SST in a pandemic year: Challenges and opportunities

by Jan Bender Shetler

DUE TO THE PANDEMIC, we have not sent students abroad at all in 2020-2021. Students were disappointed but not surprised. Some kept hoping for the best and went through three cancellations. Meanwhile, we worked hard to help our seniors finish their SST requirements in creative ways.

In 2021-22, Lord willing, we’ll be going to Ecuador, Indonesia and Senegal. A small group will leave for Ecuador in the fall, followed by full cohorts in the spring and summer. We were sorry to cancel the fall 2021 China SST unit near the end of this school year due to China’s continuing ban on international student visas. We are constantly monitoring conditions and communicating with our partners in our host countries.

The pandemic year has been one of disappointments but also of opportunities to try new things. It enabled us to experiment with domestic SST units, virtual study abroad and an array of short-term SST courses in the U.S. It also motivated students to try these alternatives.


We developed two semester-long domestic SST units. Dreams and Journeys: Immigrants and Refugees based in Goshen was not able to run, but our Native American SST with six weeks on Navajo and Hopi reservations is currently in process.  Fortunately, before COVID-19 hit, we were already developing shorter term courses that offered hands-on intercultural community-engaged learning in order to serve students who were not able to go abroad or stay abroad a full semester. Our creative faculty rose to the challenge when we cancelled courses that would have traveled abroad in May term 2021.

Jerrell Ross Richer (economics) rethought his course on Hiking the Inca Trail: Ecotourism in Peru and launched Indigenous Economies instead. Students were based on campus but made regional camping trips each week to speak with Miami and Potawatomi leaders.

Philipp Gollner’s (history) class visiting transnational communities regionally was not able to visit Chicago as planned but took in communities closer to Goshen, including the Amish in Shipshewana and the Irish in South Bend.

Kendra Yoder’s (sociology) Environmental Disaster and Response course went to Marianna, Florida. They volunteered on a construction site with Mennonite Disaster Service in a community that is still rebuilding after Hurricane Michael, learning about disaster response from community partners. We were pleased that this course attracted commuter students who had not had the opportunity to live with a group of peers and travel outside their region. Nearly all reported that learning construction skills boosted their self-confidence.“The first day on the work site was one I will never forget,” Rosabel Evangelista Rios wrote on the group’s blog. “Just in the span of eight hours, I learned…how to sand down the floors…put up siding and…paint so no paint marks would be visible.”

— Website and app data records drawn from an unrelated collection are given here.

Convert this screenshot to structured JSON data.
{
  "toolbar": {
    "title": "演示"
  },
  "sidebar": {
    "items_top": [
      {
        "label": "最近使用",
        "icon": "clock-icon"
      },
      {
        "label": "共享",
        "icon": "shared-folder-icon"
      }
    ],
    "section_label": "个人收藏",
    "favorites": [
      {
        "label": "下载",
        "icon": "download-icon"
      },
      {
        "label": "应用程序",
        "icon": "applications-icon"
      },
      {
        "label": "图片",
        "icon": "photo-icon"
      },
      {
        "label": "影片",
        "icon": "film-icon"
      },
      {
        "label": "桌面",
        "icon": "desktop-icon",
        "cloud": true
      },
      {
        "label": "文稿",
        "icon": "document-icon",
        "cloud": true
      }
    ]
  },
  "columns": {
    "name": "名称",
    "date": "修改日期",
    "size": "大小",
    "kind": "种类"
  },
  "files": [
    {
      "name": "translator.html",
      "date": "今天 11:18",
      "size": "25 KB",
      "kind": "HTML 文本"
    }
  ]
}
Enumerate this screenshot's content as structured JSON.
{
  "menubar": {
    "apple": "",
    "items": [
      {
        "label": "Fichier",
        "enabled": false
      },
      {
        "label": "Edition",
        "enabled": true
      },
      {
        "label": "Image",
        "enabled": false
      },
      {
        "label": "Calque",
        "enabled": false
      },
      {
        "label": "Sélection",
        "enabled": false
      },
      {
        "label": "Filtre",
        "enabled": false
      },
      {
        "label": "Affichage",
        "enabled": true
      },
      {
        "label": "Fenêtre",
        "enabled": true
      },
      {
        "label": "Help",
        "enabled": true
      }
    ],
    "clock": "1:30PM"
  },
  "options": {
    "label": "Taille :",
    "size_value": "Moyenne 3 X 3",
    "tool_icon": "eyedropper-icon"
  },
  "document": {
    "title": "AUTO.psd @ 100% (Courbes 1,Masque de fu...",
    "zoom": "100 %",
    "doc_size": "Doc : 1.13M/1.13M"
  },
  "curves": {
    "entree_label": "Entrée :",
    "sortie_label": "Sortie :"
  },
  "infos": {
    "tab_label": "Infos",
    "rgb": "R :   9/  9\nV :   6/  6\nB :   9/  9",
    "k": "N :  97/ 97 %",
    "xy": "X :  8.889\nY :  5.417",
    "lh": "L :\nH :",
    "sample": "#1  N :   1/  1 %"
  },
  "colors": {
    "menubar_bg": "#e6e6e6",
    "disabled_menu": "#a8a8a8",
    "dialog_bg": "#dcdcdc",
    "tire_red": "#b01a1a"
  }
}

Virtual study abroad became an important strategy for many universities during this year of COVID-19. We were able to partner with Mennonite Central Committee (MCC) for a year-long Global Health Virtual Practicum taught by MCC Global Health Coordinator Paul Shetler Fast. The students connected with MCC partnersaround the world to assist in their work of assessing and monitoring health projects. The MCC students in the class came from many countries, providing another level of cross-cultural encounters. This will become an annual spring course in the coming year and an opportunity for real-world learning without travel.


We have made some progress in addressing the issue of the declining numbers of students opting for the SST semester abroad. Since the 2018-19 SST Anniversary Year, we have proposed major curriculum changes that will allow all our students to achieve the same learning goals for SST in different formats, in the US as well as abroad.

We are concerned that our students of color, Latinx, financially stressed and first generation college students have not taken advantage of SST semesters abroad at the same level as their white, middle class counterparts. Using our own data and attending a number of workshops on the topic, we were able to write and were awarded two federal grants this year to work toward equity and inclusion in study abroad.


This year, we started the Global Citizen Ambassadors program and had seven amazing students from three continents who gave us advice, sat at information tables, talked to students, created videos and supported the program.

In 2021-22, we plan to hire several ambassadors who can serve as peer mentors for underrepresented students. By next year, we hope to have some solid data on our achievements in increasing the diversity of students going abroad.

We couldn’t have done all of this without your support, good wishes and donations. Goshen College remains committed to providing a global education for all students to ensure that they will be ready for careers that put a premium on cultural competence, adaptability, global perspectives and civic responsibility.


Dr. Jan Bender Shetler directs Goshen College’s Global Engagement Office. Previously, she taught world history at Goshen College. 

Jan has led SST units in Ethiopia, Tanzania and Senegal and conducted extensive oral history research in the Mara region of Tanzania. She recently received a grant from the National Endowment for the Humanities to preserve this research in a Mara Cultural Heritage Digital Library so that Tanzanians and others worldwide can access it.